§ **Required action**
Copy out, from the data below, each line in which the word "JSON" occurs.
-=-=-=-=-
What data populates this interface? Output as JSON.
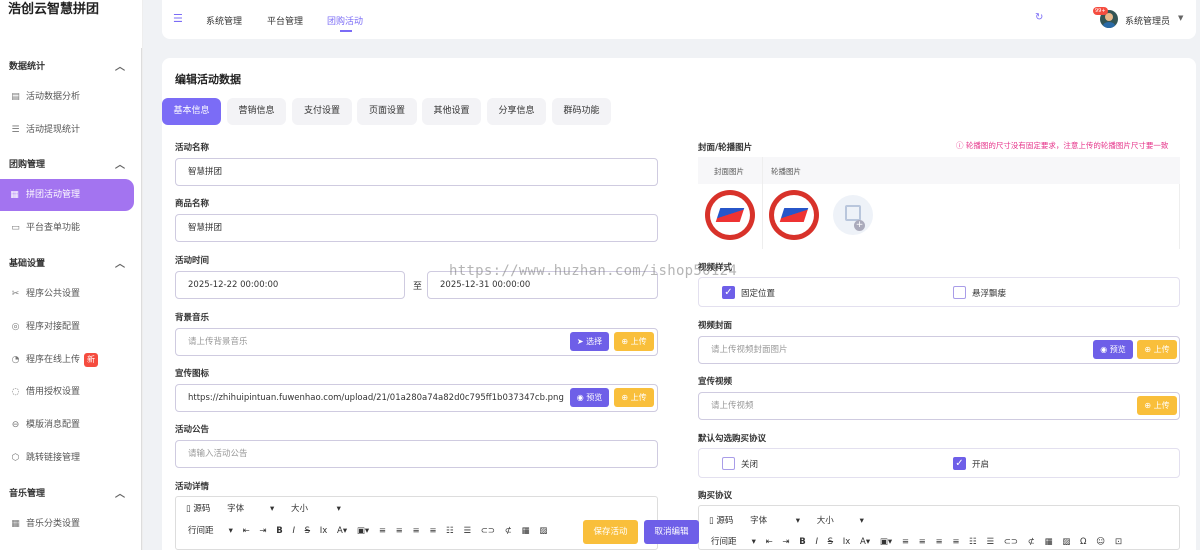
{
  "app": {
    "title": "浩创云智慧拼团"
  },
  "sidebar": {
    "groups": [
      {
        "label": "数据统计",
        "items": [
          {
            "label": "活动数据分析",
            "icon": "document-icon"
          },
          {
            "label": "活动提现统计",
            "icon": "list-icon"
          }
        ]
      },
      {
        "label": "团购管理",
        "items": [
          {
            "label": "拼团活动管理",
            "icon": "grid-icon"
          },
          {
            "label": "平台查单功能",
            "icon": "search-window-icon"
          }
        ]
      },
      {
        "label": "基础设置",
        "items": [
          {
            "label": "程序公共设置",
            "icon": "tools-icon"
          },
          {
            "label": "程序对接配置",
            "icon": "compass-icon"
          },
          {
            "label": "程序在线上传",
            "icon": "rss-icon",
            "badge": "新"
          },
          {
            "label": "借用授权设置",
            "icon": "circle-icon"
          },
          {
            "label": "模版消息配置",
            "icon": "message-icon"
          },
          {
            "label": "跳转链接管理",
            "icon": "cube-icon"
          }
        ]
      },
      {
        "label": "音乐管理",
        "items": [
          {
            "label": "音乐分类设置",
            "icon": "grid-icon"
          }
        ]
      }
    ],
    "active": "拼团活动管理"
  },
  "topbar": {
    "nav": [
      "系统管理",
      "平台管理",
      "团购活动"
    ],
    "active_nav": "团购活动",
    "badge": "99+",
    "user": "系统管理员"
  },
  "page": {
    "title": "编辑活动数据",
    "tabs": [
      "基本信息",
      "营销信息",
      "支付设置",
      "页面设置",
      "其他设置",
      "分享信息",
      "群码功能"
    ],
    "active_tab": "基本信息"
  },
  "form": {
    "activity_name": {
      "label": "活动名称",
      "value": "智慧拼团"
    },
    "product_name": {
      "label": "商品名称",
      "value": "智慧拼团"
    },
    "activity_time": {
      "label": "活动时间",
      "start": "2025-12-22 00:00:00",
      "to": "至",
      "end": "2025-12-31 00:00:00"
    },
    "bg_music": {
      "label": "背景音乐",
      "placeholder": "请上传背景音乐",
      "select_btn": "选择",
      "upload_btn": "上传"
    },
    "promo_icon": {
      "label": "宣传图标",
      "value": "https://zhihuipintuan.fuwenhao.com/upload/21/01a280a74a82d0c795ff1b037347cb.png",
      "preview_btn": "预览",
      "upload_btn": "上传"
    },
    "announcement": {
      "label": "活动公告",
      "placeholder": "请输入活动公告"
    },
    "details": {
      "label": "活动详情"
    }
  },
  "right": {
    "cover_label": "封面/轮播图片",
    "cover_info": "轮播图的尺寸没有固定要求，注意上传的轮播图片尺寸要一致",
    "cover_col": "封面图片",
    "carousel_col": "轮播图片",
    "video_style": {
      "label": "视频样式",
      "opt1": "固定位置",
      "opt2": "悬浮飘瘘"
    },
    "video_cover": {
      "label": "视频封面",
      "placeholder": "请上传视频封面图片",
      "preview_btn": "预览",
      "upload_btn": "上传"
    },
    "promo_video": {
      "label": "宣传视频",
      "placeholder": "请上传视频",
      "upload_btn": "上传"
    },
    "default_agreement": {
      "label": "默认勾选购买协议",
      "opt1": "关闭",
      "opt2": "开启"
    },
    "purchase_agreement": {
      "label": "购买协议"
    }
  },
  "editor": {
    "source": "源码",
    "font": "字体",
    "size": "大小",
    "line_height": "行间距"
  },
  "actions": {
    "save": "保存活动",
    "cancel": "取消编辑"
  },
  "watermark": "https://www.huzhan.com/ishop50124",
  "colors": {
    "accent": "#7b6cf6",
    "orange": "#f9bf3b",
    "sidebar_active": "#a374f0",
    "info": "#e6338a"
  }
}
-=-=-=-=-
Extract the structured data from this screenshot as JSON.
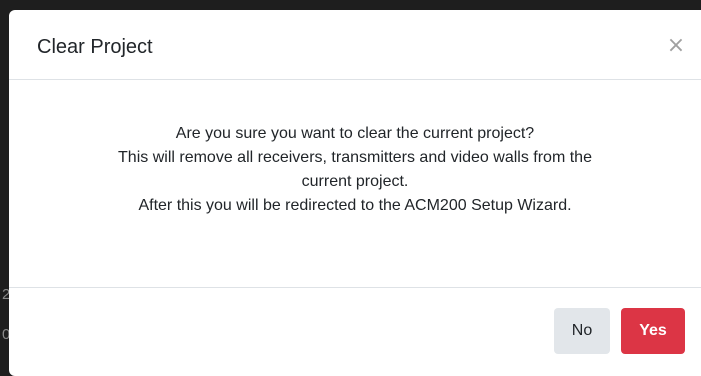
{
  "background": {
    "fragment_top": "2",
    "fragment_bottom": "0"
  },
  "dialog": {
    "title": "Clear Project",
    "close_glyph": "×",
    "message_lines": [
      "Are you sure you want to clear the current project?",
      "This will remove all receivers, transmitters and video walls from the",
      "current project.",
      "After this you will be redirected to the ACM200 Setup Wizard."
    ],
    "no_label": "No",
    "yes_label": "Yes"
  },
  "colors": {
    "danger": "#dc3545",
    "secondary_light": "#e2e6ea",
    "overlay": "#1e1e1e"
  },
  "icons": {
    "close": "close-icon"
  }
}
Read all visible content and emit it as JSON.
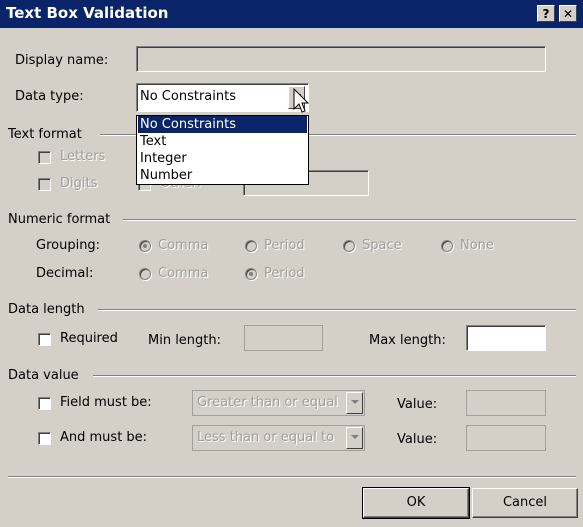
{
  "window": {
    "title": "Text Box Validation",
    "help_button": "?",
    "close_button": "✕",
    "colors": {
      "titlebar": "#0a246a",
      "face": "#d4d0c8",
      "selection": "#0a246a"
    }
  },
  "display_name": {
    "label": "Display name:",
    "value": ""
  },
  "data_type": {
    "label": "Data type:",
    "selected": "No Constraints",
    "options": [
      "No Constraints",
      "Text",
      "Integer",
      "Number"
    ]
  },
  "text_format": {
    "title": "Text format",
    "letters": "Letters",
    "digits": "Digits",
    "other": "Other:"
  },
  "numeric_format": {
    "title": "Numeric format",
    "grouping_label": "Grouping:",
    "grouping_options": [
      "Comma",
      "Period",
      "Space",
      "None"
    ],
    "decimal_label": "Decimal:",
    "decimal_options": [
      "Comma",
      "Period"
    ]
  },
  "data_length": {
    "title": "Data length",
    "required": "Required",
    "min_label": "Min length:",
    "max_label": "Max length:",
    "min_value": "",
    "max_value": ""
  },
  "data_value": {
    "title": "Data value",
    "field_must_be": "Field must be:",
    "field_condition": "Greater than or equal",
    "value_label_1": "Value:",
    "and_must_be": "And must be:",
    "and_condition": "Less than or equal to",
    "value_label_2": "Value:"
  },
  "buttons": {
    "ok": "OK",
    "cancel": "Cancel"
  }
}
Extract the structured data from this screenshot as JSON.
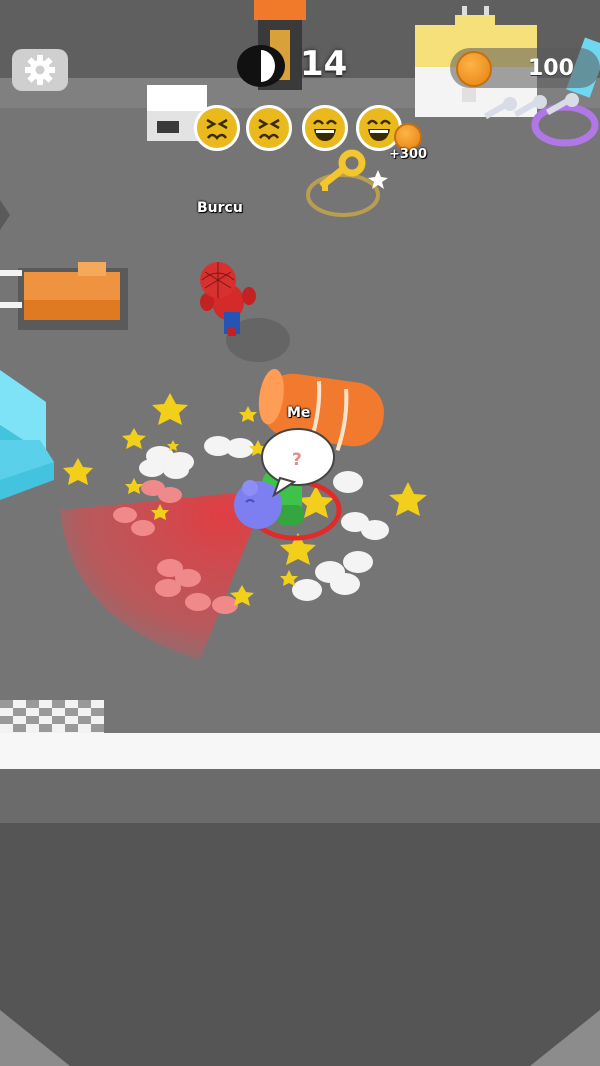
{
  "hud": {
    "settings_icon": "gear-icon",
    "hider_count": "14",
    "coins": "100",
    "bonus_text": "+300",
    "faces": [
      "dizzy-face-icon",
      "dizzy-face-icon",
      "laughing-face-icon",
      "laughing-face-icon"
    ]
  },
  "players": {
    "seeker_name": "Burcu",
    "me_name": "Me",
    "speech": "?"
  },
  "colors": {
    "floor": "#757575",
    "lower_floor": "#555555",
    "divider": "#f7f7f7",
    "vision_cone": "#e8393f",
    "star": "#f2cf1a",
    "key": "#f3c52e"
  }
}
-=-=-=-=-
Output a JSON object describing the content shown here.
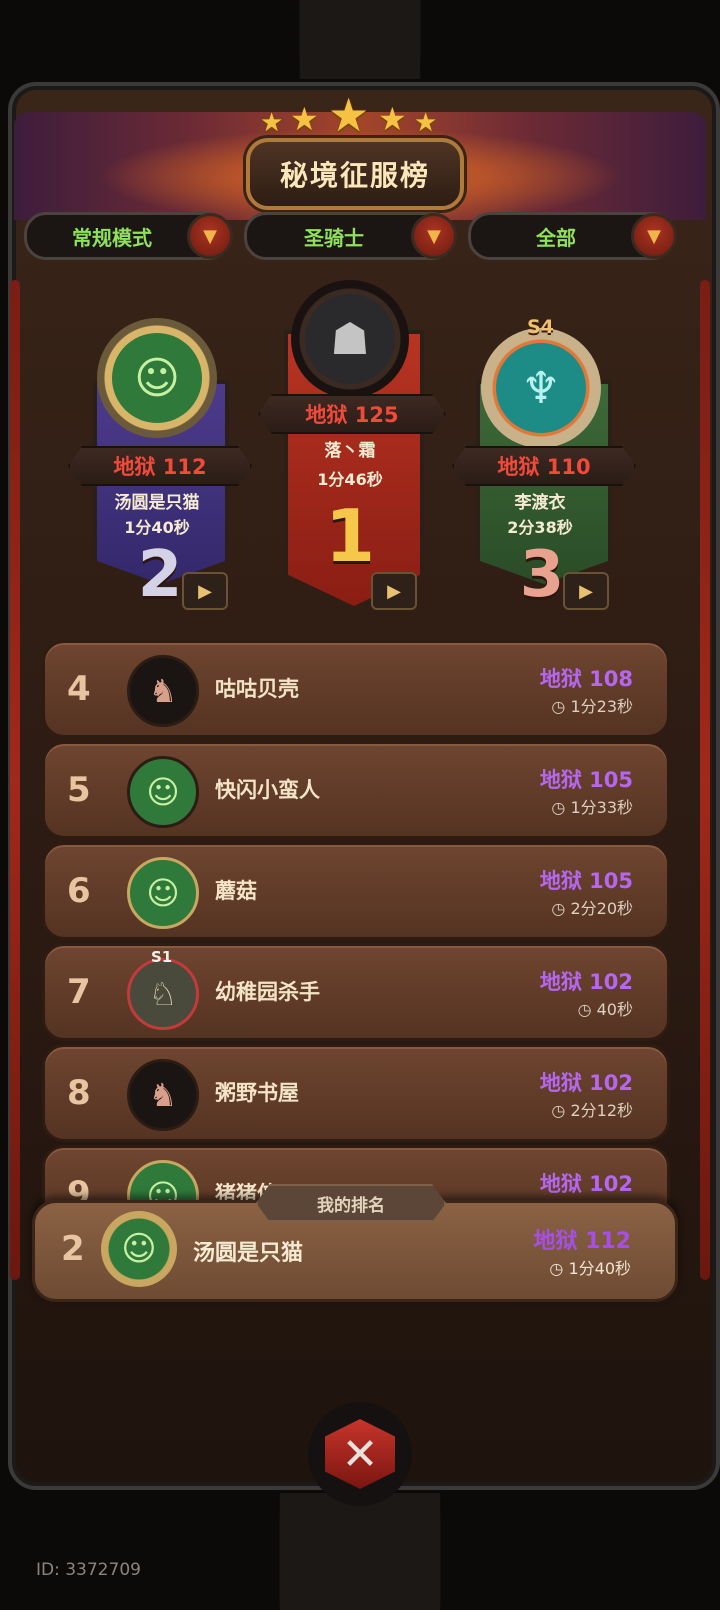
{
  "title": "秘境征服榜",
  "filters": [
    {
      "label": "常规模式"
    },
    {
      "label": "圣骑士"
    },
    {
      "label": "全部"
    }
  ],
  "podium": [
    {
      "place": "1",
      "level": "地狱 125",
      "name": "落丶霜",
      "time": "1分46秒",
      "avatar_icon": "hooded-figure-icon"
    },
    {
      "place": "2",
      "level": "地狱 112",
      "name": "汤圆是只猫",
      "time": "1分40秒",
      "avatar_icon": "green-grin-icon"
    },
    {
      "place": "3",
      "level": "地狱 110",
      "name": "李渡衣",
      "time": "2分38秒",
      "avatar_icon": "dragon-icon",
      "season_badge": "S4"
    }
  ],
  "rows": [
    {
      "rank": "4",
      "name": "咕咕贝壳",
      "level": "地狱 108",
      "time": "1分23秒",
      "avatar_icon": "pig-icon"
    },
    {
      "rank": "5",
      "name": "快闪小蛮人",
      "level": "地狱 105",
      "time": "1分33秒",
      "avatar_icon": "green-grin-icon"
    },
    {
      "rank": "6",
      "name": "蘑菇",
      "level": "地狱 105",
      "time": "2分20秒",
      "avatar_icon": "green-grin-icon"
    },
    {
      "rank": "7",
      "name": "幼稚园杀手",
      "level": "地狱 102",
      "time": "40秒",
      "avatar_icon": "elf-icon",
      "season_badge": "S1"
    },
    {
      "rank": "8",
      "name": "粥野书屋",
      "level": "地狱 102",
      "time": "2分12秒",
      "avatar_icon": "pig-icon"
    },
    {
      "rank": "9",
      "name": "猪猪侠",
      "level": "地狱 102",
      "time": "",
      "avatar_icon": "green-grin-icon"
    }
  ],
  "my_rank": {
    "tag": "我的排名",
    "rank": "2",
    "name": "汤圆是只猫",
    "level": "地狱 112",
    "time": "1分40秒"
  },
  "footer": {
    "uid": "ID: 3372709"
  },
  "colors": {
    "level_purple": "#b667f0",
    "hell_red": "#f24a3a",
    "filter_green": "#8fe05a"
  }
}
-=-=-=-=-
§ **Solution to the exercise**
What data populates this interface? Output as JSON.
Extract the structured data from this screenshot as JSON.
Read all visible content and emit it as JSON.
Extract the structured data from this screenshot as JSON.
Output a JSON object describing the content shown here.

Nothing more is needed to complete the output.